(CNN) – A military wife says she’s using her body to help save lives. And she’s not the only one.
Ashley Wise and hundreds of other women are going topless on Facebook to bring attention to PTSD, a condition they say is crippling their husbands returning from war.
It all started with just one picture and a Facebook post. In a matter of months, it has grown to hundreds of pictures as women from around the world take off their tops to “Battle Bare.”
At a photo shoot for this story, Ware used eyeliner to bring attention to more than just her eyes. She was using it to pen the “Battling Bare” pledge on the back of army wife Jennifer Brown. The photo was then used on the Facebook page for Wise’s group.
“This is a pledge that you’re making for your spouse that, in my opinion, is just as important as marriage vows,” Wise said.
Wise said she came up with the pledge to “Battle Bare” out of desperation, which she said grew as she tried to get help PTSD treatment her husband at Fort Campbell.
“I felt like streaking the general’s lawn, because then maybe a naked woman would get attention wouldn’t get swept under the rug.” Wise said. “I decided to, instead, do a photo campaign. … Ten minutes later, it was on Facebook.”
Wise took a picture of herself wearing her husband’s hat and holding his gun. But Wise said her husband was not her only inspiration. As it turns out, she’s not the only wife with a husband battling this affliction.
And she may be luckier than most.
Alicia McCoy’s husband, Sgt. Brandon McCoy committed suicide in March. She said her husband sought help for PTSD, but it wasn’t enough.
“Our soldiers have a lot to say,” McCoy said. “They have a lot bottled up inside of them, and no one is listening. I feel like they are afraid to be able to say what they need to say, because they’re afraid it’s going to hurt their record.”
It’s a silence Wise and the other women hope to slowly break with what Wise calls “Battling Bare’s” mission.
“We want to ensure that the stigma of PTSD goes away and people talk about it,” Wise said. “That’s really the biggest thing.

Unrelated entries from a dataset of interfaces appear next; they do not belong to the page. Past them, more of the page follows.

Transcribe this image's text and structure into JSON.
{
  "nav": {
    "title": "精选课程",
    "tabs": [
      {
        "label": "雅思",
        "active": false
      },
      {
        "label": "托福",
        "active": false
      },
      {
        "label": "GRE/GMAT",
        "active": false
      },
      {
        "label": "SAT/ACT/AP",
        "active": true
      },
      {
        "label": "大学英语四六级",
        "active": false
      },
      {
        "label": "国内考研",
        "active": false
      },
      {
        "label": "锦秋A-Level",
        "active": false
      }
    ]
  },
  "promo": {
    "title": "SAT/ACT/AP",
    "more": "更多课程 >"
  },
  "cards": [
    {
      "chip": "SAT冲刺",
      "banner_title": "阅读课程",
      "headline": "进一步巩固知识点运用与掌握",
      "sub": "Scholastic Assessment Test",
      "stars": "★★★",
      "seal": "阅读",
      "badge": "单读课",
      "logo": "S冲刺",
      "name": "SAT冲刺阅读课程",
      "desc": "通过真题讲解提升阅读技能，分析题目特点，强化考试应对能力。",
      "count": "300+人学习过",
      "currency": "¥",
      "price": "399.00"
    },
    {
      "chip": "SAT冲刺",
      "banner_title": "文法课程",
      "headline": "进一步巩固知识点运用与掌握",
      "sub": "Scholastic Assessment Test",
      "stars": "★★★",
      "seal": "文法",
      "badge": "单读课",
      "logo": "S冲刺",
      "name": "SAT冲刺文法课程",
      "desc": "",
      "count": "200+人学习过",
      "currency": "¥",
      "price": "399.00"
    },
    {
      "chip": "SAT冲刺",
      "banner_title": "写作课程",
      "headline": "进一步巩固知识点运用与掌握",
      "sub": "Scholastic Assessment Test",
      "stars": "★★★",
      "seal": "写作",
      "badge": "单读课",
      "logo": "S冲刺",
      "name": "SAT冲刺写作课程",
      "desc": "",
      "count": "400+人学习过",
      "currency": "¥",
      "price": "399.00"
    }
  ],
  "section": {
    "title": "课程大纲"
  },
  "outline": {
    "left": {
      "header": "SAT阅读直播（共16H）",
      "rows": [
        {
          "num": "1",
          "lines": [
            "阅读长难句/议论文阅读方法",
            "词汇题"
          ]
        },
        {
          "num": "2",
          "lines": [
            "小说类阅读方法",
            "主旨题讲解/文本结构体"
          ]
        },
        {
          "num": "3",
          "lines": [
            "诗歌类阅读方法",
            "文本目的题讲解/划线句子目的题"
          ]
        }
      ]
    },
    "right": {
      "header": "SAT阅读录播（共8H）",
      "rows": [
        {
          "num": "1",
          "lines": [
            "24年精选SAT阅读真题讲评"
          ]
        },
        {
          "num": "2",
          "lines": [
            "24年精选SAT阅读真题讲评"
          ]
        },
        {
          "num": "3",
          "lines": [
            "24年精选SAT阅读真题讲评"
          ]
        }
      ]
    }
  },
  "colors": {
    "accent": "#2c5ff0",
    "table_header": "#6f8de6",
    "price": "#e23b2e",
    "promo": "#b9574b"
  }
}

In talking, there’s healing and not ignoring it. Because we’re ignoring it now, and people are dying.”
Wise says she hopes to make her group a non-profit soon.Submit Your Photo